YOUR INSTRUCTIONS ::
Copy out, from the entries below, each line holding the string "ffffff".

(Dataset rows describing interfaces)
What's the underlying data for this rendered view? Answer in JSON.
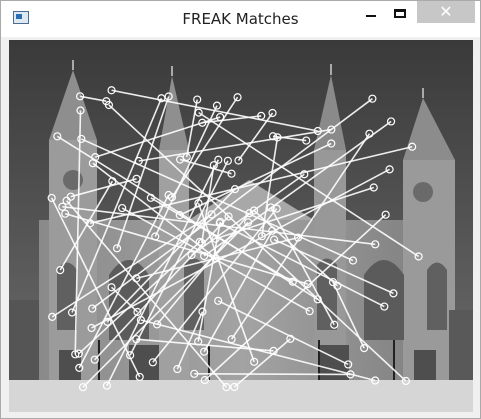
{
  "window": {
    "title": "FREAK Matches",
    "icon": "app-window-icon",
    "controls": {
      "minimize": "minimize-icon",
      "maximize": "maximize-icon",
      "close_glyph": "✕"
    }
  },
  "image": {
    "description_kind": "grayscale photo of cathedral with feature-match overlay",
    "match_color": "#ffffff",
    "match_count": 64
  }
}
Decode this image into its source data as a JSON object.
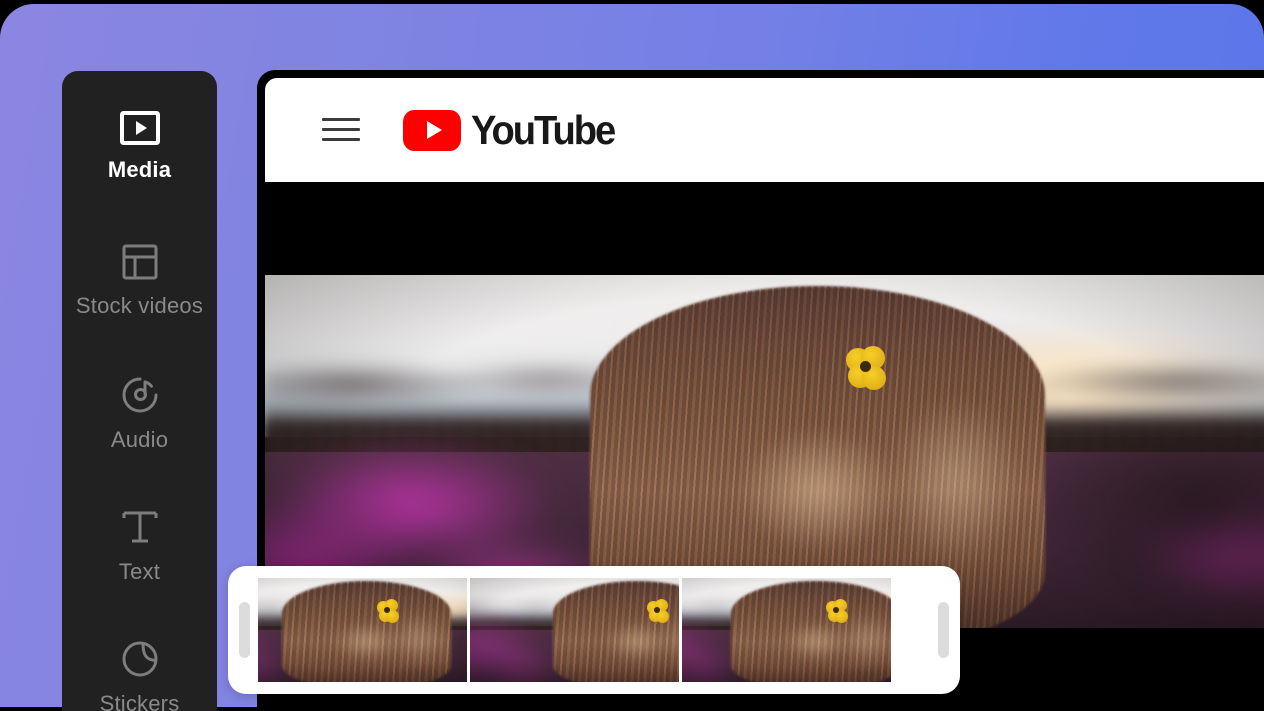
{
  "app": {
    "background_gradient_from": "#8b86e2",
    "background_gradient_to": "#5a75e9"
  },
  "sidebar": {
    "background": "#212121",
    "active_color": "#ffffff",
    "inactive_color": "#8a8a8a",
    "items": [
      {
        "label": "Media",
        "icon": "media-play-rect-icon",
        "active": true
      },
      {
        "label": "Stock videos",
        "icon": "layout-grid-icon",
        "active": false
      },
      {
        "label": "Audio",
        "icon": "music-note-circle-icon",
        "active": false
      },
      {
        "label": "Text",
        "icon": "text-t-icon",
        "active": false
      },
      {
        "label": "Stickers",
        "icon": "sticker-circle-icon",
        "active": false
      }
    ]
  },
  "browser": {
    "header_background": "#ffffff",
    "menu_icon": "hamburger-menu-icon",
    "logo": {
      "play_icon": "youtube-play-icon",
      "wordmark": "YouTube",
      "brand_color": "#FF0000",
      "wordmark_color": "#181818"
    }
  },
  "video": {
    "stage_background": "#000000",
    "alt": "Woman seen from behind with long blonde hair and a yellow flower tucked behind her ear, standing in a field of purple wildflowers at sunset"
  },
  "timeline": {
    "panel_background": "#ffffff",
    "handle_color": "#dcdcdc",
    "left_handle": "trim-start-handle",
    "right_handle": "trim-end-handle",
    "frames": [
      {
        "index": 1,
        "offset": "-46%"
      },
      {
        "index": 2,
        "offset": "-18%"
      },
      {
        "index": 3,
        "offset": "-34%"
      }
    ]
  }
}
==
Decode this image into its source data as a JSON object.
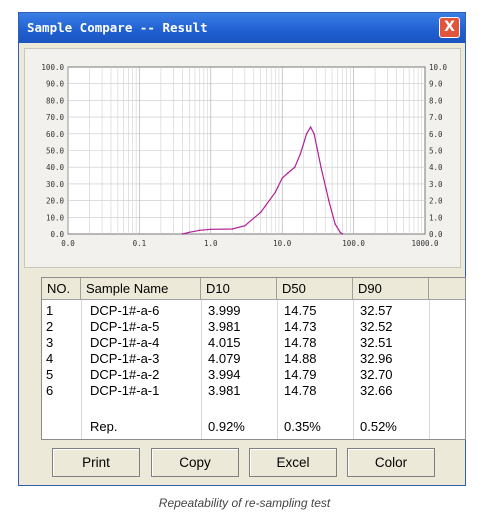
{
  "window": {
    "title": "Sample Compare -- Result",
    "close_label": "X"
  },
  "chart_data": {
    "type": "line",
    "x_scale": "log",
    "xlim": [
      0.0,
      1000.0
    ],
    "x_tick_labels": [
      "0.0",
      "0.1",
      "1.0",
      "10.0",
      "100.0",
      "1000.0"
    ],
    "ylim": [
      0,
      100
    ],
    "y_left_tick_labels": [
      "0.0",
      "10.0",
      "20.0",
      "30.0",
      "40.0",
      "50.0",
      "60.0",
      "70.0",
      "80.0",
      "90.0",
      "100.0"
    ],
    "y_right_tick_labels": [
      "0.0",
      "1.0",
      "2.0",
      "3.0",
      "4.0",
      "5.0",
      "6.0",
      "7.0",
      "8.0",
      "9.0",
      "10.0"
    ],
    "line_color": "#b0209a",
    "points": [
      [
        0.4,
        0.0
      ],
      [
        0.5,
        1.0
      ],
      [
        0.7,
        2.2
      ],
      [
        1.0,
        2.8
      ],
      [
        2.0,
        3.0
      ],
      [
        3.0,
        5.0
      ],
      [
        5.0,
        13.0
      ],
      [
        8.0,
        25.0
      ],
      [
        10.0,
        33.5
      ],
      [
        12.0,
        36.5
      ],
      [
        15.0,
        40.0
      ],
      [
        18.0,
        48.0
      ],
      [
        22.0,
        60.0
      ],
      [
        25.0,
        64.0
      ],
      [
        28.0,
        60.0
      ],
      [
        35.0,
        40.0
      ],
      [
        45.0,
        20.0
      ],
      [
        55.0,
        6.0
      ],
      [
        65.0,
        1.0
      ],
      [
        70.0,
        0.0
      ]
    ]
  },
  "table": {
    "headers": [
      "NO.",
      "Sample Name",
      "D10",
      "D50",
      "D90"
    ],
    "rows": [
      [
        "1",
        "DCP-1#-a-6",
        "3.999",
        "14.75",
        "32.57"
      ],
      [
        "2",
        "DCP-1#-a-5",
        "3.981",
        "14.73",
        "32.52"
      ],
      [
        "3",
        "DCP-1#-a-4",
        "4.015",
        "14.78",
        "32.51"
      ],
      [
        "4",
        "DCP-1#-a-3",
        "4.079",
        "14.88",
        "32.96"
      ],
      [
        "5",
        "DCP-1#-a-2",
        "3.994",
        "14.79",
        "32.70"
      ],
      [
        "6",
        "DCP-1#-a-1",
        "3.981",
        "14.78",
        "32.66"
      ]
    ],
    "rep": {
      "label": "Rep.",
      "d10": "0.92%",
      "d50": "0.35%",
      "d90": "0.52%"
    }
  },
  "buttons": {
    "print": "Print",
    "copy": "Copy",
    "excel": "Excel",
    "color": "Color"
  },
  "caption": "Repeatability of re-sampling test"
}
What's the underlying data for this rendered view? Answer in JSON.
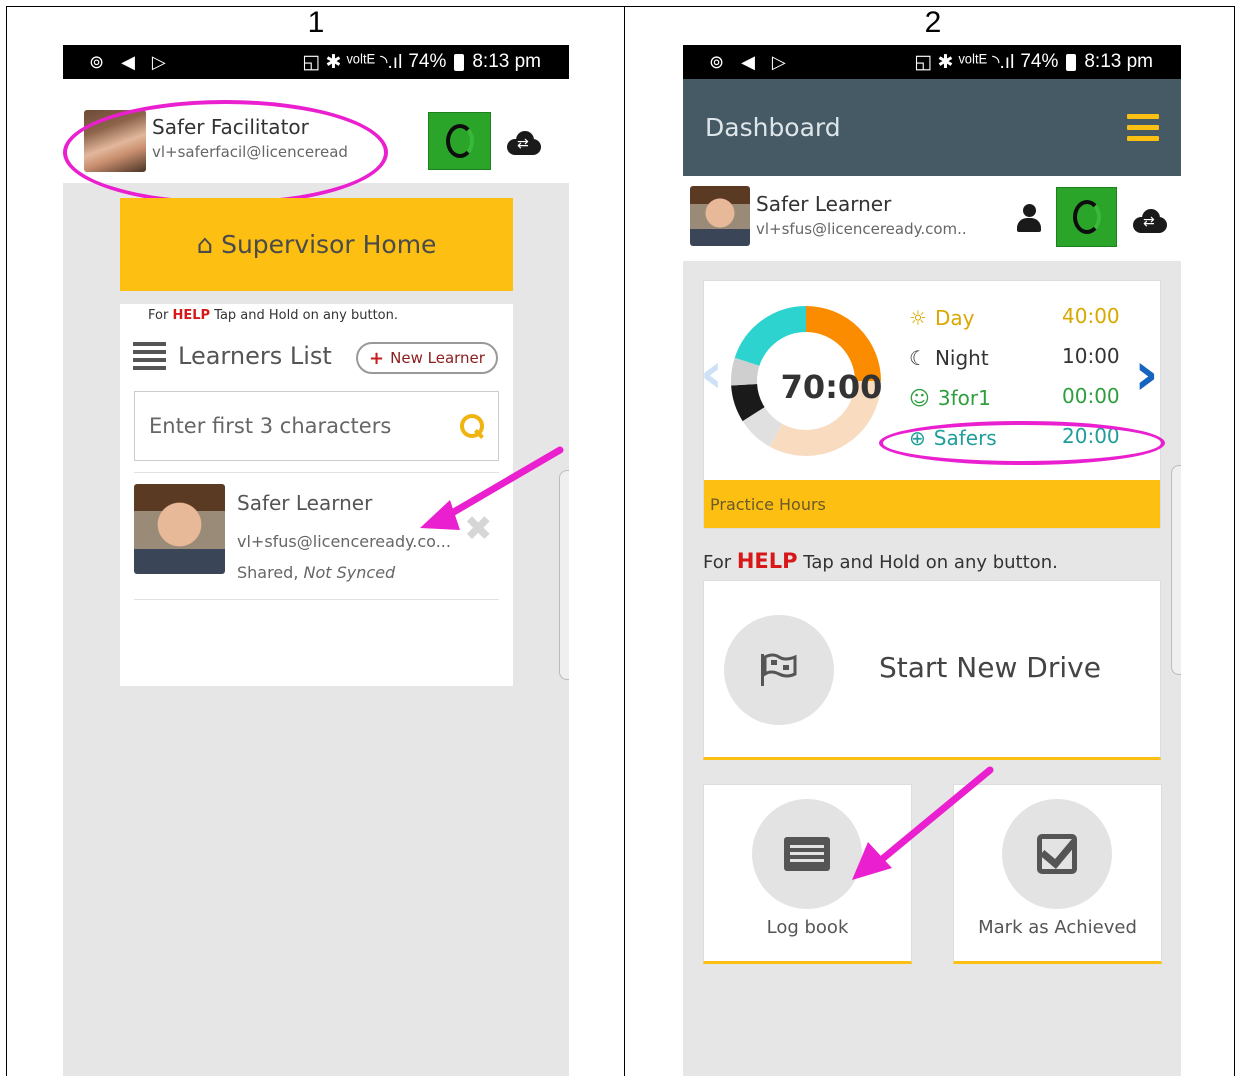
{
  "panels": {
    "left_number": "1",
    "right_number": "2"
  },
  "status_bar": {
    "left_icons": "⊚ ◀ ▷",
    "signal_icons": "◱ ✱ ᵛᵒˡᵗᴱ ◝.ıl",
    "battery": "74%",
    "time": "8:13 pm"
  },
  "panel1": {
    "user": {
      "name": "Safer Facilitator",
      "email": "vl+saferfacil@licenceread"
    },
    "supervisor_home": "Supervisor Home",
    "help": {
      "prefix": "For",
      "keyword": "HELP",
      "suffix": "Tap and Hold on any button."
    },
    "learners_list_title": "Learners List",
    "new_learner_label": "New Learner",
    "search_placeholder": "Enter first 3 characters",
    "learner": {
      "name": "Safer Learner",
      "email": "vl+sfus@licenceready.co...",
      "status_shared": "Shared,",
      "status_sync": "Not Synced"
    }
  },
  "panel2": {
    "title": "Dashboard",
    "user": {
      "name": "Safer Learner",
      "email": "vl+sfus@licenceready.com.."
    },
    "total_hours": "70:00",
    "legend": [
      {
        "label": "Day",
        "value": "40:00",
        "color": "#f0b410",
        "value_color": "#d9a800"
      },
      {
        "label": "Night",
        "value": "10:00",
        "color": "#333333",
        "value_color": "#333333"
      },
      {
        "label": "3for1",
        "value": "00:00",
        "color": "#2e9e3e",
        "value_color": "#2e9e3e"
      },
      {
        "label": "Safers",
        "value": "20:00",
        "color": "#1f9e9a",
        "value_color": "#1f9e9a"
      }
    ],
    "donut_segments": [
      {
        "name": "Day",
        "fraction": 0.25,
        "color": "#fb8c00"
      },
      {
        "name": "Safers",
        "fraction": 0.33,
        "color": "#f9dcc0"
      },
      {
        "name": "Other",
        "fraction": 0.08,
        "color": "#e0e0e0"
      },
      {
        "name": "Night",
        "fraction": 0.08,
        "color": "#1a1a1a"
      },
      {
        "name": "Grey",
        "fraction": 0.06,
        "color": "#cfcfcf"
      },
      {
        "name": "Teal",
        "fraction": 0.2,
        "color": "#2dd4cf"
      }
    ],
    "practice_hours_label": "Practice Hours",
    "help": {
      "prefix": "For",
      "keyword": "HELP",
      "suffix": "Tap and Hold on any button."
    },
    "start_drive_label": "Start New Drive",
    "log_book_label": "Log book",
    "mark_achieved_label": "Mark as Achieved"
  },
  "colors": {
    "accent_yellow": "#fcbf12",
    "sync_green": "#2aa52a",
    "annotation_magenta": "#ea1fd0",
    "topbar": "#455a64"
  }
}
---
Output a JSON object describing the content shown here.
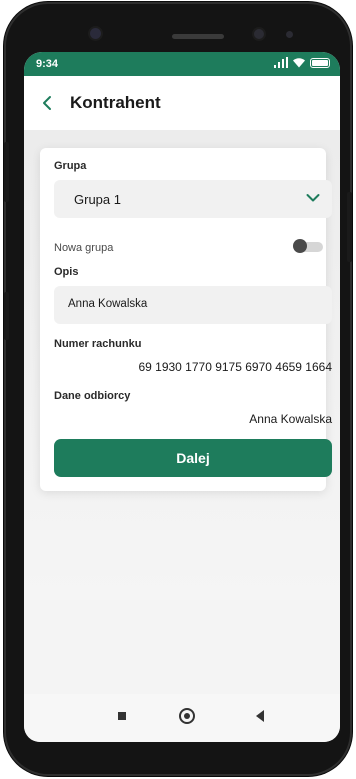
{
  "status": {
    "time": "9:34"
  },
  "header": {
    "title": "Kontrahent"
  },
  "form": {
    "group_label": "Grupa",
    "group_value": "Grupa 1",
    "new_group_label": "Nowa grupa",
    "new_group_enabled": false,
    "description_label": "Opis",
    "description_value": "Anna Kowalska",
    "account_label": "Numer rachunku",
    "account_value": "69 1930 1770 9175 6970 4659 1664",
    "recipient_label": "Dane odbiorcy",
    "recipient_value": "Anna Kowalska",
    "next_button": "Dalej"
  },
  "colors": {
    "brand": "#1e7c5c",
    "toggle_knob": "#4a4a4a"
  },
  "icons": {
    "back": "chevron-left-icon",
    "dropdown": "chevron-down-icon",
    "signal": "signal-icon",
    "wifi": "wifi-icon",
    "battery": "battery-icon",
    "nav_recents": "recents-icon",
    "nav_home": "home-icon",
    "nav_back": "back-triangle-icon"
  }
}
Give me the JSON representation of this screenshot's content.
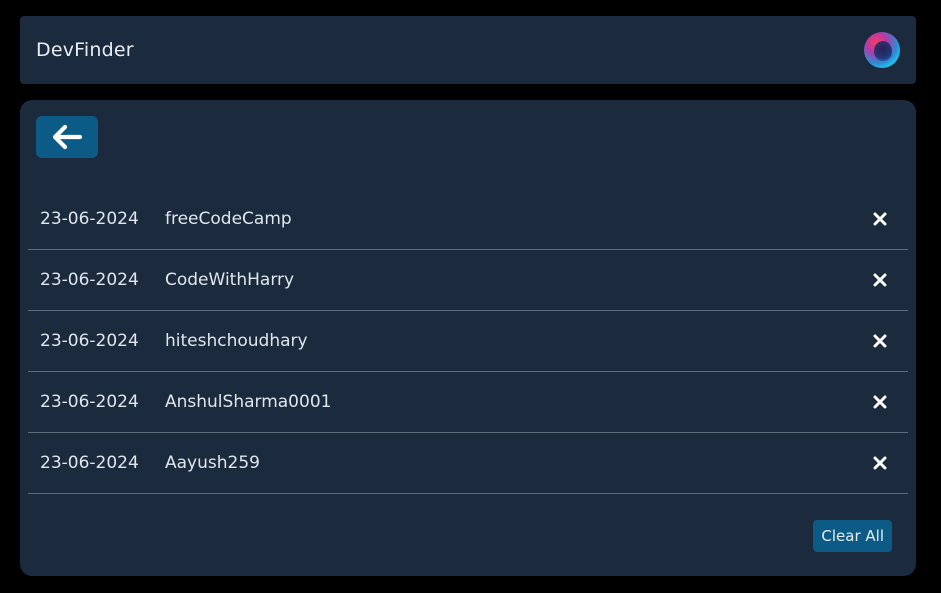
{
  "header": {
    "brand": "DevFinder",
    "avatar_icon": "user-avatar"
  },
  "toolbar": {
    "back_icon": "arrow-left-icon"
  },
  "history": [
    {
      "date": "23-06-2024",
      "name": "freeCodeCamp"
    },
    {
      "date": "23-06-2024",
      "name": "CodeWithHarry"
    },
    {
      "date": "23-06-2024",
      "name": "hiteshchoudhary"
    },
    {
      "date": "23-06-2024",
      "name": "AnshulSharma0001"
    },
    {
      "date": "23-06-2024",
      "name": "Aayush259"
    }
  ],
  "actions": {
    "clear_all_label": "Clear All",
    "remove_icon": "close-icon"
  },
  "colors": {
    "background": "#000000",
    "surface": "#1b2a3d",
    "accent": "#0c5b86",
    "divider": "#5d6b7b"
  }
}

SOLUTION TO THE PROBLEM ::
    "match_color": "#ffffff",
    "active_color": "#ffffff",
    "header_background": "#ffffff",
    "panel_background": "#ffffff",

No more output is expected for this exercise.